The societal and cultural stress placed on the older population indigenous peoples is reduced only when the tribes are “moving further into the rainforest Zabalo individuals removed themselves from many of the social and environmental stressors that face Dureno residents, and second, by returning to somewhat of a traditional lifestyle, the Zabalo Cof´an appear to be reaffirming their cultural identity and regaining a sense of control over their lives, thus reducing the effects psychological stress has on their health” (Fitton p 175 2005). This shows another conflict between United States ageism and Amazonian ageism, where in the United States, it seems to be a widening ‘generation gap’ and thus, possibly in preparation for the aged person’s death, disengagement from the social roles and cultural stimulation occurs. Yet, for the indigenous people, and likely because their traditional teachings are being subverted by modernism and corporate influences, the young cling to the traditions and cultures of the old, and entire villages disengage from the influence of the cultural gap.

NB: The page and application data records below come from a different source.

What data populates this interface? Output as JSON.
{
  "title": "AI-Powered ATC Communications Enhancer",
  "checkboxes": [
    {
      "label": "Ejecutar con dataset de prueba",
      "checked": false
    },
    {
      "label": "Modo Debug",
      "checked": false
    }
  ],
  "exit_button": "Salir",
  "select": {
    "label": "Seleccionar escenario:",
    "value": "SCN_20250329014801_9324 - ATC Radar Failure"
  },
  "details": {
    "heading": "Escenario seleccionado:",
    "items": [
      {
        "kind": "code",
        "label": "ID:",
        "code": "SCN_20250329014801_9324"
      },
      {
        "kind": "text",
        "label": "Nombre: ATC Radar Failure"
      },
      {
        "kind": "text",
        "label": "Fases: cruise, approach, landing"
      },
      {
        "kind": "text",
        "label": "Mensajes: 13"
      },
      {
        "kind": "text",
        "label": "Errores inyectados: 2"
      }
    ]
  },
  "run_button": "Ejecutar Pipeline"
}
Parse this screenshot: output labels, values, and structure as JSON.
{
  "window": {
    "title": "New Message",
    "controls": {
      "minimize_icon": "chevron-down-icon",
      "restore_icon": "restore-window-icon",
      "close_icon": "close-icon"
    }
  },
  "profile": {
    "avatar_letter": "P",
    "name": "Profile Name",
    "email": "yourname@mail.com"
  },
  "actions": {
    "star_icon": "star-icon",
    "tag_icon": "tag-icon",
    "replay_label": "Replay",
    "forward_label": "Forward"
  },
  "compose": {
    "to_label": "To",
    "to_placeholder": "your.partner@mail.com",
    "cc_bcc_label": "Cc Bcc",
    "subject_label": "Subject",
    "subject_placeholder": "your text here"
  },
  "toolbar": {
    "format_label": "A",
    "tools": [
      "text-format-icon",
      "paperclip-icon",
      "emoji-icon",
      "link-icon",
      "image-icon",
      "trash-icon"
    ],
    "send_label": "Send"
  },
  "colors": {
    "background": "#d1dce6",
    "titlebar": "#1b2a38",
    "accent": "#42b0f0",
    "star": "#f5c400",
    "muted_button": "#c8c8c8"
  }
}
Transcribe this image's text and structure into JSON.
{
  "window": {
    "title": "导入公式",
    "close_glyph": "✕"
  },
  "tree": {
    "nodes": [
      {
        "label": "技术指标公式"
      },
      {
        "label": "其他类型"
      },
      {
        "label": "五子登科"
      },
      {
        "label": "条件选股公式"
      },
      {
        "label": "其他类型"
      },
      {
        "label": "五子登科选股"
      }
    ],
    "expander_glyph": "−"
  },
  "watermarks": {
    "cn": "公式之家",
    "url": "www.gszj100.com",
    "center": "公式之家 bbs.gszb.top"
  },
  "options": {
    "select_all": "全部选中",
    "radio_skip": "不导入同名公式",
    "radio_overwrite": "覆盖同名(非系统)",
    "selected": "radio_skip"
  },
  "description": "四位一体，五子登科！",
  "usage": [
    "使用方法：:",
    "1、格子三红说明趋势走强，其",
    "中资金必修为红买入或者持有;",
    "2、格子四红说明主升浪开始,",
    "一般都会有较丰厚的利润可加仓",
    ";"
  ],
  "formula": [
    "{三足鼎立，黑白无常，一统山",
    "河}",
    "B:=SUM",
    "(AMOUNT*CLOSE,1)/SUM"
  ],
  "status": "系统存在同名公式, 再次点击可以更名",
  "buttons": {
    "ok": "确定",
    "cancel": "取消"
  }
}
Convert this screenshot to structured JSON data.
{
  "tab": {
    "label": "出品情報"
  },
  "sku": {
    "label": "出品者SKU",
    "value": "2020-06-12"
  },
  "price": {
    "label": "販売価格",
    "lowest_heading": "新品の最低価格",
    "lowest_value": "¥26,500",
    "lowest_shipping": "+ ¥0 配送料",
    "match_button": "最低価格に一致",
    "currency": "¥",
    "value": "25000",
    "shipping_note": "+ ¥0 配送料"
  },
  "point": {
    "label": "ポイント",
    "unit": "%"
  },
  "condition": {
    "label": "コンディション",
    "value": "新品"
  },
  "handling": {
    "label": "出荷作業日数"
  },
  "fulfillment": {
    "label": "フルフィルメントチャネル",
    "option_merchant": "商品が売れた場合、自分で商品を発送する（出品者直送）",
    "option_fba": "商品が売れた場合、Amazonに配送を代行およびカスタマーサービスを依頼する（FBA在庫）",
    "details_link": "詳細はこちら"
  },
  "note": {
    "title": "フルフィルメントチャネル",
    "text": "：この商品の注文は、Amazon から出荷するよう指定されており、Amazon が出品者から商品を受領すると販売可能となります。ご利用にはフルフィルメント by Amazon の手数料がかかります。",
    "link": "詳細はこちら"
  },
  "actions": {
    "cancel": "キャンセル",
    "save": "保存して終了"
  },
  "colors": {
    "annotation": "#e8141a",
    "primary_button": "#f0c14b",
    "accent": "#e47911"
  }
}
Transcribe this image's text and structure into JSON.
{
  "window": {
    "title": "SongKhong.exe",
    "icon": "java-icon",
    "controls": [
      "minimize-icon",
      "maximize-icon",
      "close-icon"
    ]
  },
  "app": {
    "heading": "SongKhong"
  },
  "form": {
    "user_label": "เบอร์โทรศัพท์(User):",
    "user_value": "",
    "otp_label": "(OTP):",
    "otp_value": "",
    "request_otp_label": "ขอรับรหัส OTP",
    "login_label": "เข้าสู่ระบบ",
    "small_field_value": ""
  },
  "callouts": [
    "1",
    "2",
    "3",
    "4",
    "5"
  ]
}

Fitton’s study was interesting because it reaches a place where few have travelled, directly to the people of the Amazonian area. The social studies of ageing, from Fitton’s (p 177 2005) standpoint “need[s] to acknowledge that cultural revitalization movements, which are occurring among many indigenous groups, are reviving the social roles of older individuals as cultural conservators and revered teachers and in all likelihood helping to improve their overall health status.” The influence of the ageing indigenous people is not lost on the young, instead it is embraced and cherished. The question then becomes, in the United States, do our older generations disengage from society because we {as the younger generation) no longer embrace their traditions, values, and histories? If there is a relationship between the lifestyle and health of the indigenous Amazonians because they maintain role functionality and value, perhaps this is a cultural aspect that America can model after—to engage meaning, rather than disengage values.


  • Fitton, Lori J. (2005) Aging In Amazonia: Blood Pressure And Culture Change Among The Cofán Of Ecuador. Journal Of Cross-Cultural Gerontology; Jun2005, Vol. 20 Issue 2, P159-179, 21p, 6 Charts
  • Hendricks, Jon; Palmore, Erdman B; Branch, Laurence; Harris, Diana K. (2005) Societal Ageism Encyclopedia of Ageism; 2005, p292-297, 6p
  • Schoenberg, Nancy E.;, Lewis, Denise C.; Palmore, Erdman B.; Branch, Laurence; Harris, Diana K. (2005) Cross-Cultural Ageism. Encyclopedia of Ageism; 2005, p87-92, 6p